▸ GOAL OF THE EXERCISE
The records that follow are to be reproduced verbatim.

(RECORDS PROVIDED)

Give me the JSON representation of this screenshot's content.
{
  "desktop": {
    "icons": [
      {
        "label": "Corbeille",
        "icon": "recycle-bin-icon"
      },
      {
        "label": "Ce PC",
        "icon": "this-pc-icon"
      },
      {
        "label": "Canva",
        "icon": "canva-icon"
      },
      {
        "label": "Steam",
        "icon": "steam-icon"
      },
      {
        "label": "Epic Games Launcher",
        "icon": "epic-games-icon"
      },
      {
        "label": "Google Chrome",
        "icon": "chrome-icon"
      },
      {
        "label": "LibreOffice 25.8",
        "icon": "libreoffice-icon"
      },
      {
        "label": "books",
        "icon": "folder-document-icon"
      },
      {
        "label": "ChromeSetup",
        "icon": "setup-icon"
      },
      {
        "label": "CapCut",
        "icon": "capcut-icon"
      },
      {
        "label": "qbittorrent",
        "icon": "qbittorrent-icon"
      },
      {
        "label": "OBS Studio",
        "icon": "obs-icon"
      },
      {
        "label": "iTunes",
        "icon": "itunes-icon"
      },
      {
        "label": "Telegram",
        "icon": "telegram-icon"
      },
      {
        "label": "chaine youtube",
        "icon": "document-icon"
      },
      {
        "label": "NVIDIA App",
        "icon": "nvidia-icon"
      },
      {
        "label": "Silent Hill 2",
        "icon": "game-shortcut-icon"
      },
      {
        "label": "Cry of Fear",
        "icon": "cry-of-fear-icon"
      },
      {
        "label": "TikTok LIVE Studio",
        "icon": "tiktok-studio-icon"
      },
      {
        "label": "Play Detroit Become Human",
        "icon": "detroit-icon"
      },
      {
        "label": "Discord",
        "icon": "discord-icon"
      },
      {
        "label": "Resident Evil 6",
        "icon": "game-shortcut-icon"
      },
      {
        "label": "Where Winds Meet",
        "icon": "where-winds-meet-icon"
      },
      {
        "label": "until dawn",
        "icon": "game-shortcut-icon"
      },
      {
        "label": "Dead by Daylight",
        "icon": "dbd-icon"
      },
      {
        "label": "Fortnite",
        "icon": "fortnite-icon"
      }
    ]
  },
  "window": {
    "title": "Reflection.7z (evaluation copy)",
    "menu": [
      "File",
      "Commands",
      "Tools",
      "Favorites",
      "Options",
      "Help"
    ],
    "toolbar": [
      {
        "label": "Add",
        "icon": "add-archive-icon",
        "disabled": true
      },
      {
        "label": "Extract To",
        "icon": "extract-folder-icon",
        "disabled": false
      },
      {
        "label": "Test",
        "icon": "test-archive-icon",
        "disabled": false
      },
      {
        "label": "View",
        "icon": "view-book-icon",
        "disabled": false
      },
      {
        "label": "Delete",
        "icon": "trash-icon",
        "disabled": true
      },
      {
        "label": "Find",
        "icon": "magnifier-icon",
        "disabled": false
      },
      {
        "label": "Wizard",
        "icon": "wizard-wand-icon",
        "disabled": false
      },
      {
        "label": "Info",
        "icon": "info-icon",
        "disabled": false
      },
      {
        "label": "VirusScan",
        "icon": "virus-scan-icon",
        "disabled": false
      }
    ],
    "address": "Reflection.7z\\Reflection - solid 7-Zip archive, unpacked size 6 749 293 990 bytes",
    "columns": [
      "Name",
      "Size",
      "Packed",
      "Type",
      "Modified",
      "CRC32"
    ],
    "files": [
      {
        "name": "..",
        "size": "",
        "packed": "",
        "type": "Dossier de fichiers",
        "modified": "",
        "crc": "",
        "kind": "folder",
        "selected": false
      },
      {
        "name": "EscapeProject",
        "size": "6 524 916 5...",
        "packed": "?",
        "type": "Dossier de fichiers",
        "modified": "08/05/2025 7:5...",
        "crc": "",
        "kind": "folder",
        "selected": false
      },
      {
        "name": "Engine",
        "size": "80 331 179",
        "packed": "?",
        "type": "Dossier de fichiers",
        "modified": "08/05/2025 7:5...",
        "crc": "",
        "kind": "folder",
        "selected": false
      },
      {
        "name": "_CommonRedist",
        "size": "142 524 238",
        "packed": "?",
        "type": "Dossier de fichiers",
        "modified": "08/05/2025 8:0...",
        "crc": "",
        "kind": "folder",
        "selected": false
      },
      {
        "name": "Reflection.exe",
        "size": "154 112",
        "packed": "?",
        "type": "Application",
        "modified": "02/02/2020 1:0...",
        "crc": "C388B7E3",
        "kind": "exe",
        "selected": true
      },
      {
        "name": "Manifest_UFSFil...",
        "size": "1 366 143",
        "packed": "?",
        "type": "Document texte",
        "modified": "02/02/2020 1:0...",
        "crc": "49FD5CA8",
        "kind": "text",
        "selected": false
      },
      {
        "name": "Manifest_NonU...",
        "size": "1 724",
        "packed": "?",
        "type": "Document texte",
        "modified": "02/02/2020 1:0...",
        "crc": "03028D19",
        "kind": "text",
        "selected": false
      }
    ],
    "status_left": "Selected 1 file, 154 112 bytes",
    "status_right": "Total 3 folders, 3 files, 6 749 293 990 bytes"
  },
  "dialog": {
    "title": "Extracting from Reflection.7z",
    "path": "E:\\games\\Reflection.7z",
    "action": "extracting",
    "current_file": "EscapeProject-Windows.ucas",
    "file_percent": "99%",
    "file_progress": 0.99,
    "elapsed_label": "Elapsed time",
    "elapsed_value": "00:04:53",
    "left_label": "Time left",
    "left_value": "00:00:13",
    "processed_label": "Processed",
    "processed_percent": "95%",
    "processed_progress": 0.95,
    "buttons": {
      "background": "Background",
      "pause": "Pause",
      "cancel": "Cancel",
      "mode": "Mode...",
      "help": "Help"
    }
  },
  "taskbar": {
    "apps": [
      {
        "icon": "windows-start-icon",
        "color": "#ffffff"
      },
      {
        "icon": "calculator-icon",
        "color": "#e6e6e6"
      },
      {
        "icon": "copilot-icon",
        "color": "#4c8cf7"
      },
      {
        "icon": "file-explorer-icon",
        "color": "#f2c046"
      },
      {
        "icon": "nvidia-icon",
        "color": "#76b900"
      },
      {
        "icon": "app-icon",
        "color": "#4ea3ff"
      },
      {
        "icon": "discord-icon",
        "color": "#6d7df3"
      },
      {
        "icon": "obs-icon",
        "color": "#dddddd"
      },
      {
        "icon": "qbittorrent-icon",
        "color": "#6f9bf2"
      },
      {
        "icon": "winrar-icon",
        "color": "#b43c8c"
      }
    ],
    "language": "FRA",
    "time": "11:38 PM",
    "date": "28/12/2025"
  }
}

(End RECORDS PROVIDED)

▸ ANSWER SPACE
Give me the JSON representation of this screenshot's content.
{
  "desktop": {
    "icons": [
      {
        "label": "Corbeille",
        "icon": "recycle-bin-icon"
      },
      {
        "label": "Ce PC",
        "icon": "this-pc-icon"
      },
      {
        "label": "Canva",
        "icon": "canva-icon"
      },
      {
        "label": "Steam",
        "icon": "steam-icon"
      },
      {
        "label": "Epic Games Launcher",
        "icon": "epic-games-icon"
      },
      {
        "label": "Google Chrome",
        "icon": "chrome-icon"
      },
      {
        "label": "LibreOffice 25.8",
        "icon": "libreoffice-icon"
      },
      {
        "label": "books",
        "icon": "folder-document-icon"
      },
      {
        "label": "ChromeSetup",
        "icon": "setup-icon"
      },
      {
        "label": "CapCut",
        "icon": "capcut-icon"
      },
      {
        "label": "qbittorrent",
        "icon": "qbittorrent-icon"
      },
      {
        "label": "OBS Studio",
        "icon": "obs-icon"
      },
      {
        "label": "iTunes",
        "icon": "itunes-icon"
      },
      {
        "label": "Telegram",
        "icon": "telegram-icon"
      },
      {
        "label": "chaine youtube",
        "icon": "document-icon"
      },
      {
        "label": "NVIDIA App",
        "icon": "nvidia-icon"
      },
      {
        "label": "Silent Hill 2",
        "icon": "game-shortcut-icon"
      },
      {
        "label": "Cry of Fear",
        "icon": "cry-of-fear-icon"
      },
      {
        "label": "TikTok LIVE Studio",
        "icon": "tiktok-studio-icon"
      },
      {
        "label": "Play Detroit Become Human",
        "icon": "detroit-icon"
      },
      {
        "label": "Discord",
        "icon": "discord-icon"
      },
      {
        "label": "Resident Evil 6",
        "icon": "game-shortcut-icon"
      },
      {
        "label": "Where Winds Meet",
        "icon": "where-winds-meet-icon"
      },
      {
        "label": "until dawn",
        "icon": "game-shortcut-icon"
      },
      {
        "label": "Dead by Daylight",
        "icon": "dbd-icon"
      },
      {
        "label": "Fortnite",
        "icon": "fortnite-icon"
      }
    ]
  },
  "window": {
    "title": "Reflection.7z (evaluation copy)",
    "menu": [
      "File",
      "Commands",
      "Tools",
      "Favorites",
      "Options",
      "Help"
    ],
    "toolbar": [
      {
        "label": "Add",
        "icon": "add-archive-icon",
        "disabled": true
      },
      {
        "label": "Extract To",
        "icon": "extract-folder-icon",
        "disabled": false
      },
      {
        "label": "Test",
        "icon": "test-archive-icon",
        "disabled": false
      },
      {
        "label": "View",
        "icon": "view-book-icon",
        "disabled": false
      },
      {
        "label": "Delete",
        "icon": "trash-icon",
        "disabled": true
      },
      {
        "label": "Find",
        "icon": "magnifier-icon",
        "disabled": false
      },
      {
        "label": "Wizard",
        "icon": "wizard-wand-icon",
        "disabled": false
      },
      {
        "label": "Info",
        "icon": "info-icon",
        "disabled": false
      },
      {
        "label": "VirusScan",
        "icon": "virus-scan-icon",
        "disabled": false
      }
    ],
    "address": "Reflection.7z\\Reflection - solid 7-Zip archive, unpacked size 6 749 293 990 bytes",
    "columns": [
      "Name",
      "Size",
      "Packed",
      "Type",
      "Modified",
      "CRC32"
    ],
    "files": [
      {
        "name": "..",
        "size": "",
        "packed": "",
        "type": "Dossier de fichiers",
        "modified": "",
        "crc": "",
        "kind": "folder",
        "selected": false
      },
      {
        "name": "EscapeProject",
        "size": "6 524 916 5...",
        "packed": "?",
        "type": "Dossier de fichiers",
        "modified": "08/05/2025 7:5...",
        "crc": "",
        "kind": "folder",
        "selected": false
      },
      {
        "name": "Engine",
        "size": "80 331 179",
        "packed": "?",
        "type": "Dossier de fichiers",
        "modified": "08/05/2025 7:5...",
        "crc": "",
        "kind": "folder",
        "selected": false
      },
      {
        "name": "_CommonRedist",
        "size": "142 524 238",
        "packed": "?",
        "type": "Dossier de fichiers",
        "modified": "08/05/2025 8:0...",
        "crc": "",
        "kind": "folder",
        "selected": false
      },
      {
        "name": "Reflection.exe",
        "size": "154 112",
        "packed": "?",
        "type": "Application",
        "modified": "02/02/2020 1:0...",
        "crc": "C388B7E3",
        "kind": "exe",
        "selected": true
      },
      {
        "name": "Manifest_UFSFil...",
        "size": "1 366 143",
        "packed": "?",
        "type": "Document texte",
        "modified": "02/02/2020 1:0...",
        "crc": "49FD5CA8",
        "kind": "text",
        "selected": false
      },
      {
        "name": "Manifest_NonU...",
        "size": "1 724",
        "packed": "?",
        "type": "Document texte",
        "modified": "02/02/2020 1:0...",
        "crc": "03028D19",
        "kind": "text",
        "selected": false
      }
    ],
    "status_left": "Selected 1 file, 154 112 bytes",
    "status_right": "Total 3 folders, 3 files, 6 749 293 990 bytes"
  },
  "dialog": {
    "title": "Extracting from Reflection.7z",
    "path": "E:\\games\\Reflection.7z",
    "action": "extracting",
    "current_file": "EscapeProject-Windows.ucas",
    "file_percent": "99%",
    "file_progress": 0.99,
    "elapsed_label": "Elapsed time",
    "elapsed_value": "00:04:53",
    "left_label": "Time left",
    "left_value": "00:00:13",
    "processed_label": "Processed",
    "processed_percent": "95%",
    "processed_progress": 0.95,
    "buttons": {
      "background": "Background",
      "pause": "Pause",
      "cancel": "Cancel",
      "mode": "Mode...",
      "help": "Help"
    }
  },
  "taskbar": {
    "apps": [
      {
        "icon": "windows-start-icon",
        "color": "#ffffff"
      },
      {
        "icon": "calculator-icon",
        "color": "#e6e6e6"
      },
      {
        "icon": "copilot-icon",
        "color": "#4c8cf7"
      },
      {
        "icon": "file-explorer-icon",
        "color": "#f2c046"
      },
      {
        "icon": "nvidia-icon",
        "color": "#76b900"
      },
      {
        "icon": "app-icon",
        "color": "#4ea3ff"
      },
      {
        "icon": "discord-icon",
        "color": "#6d7df3"
      },
      {
        "icon": "obs-icon",
        "color": "#dddddd"
      },
      {
        "icon": "qbittorrent-icon",
        "color": "#6f9bf2"
      },
      {
        "icon": "winrar-icon",
        "color": "#b43c8c"
      }
    ],
    "language": "FRA",
    "time": "11:38 PM",
    "date": "28/12/2025"
  }
}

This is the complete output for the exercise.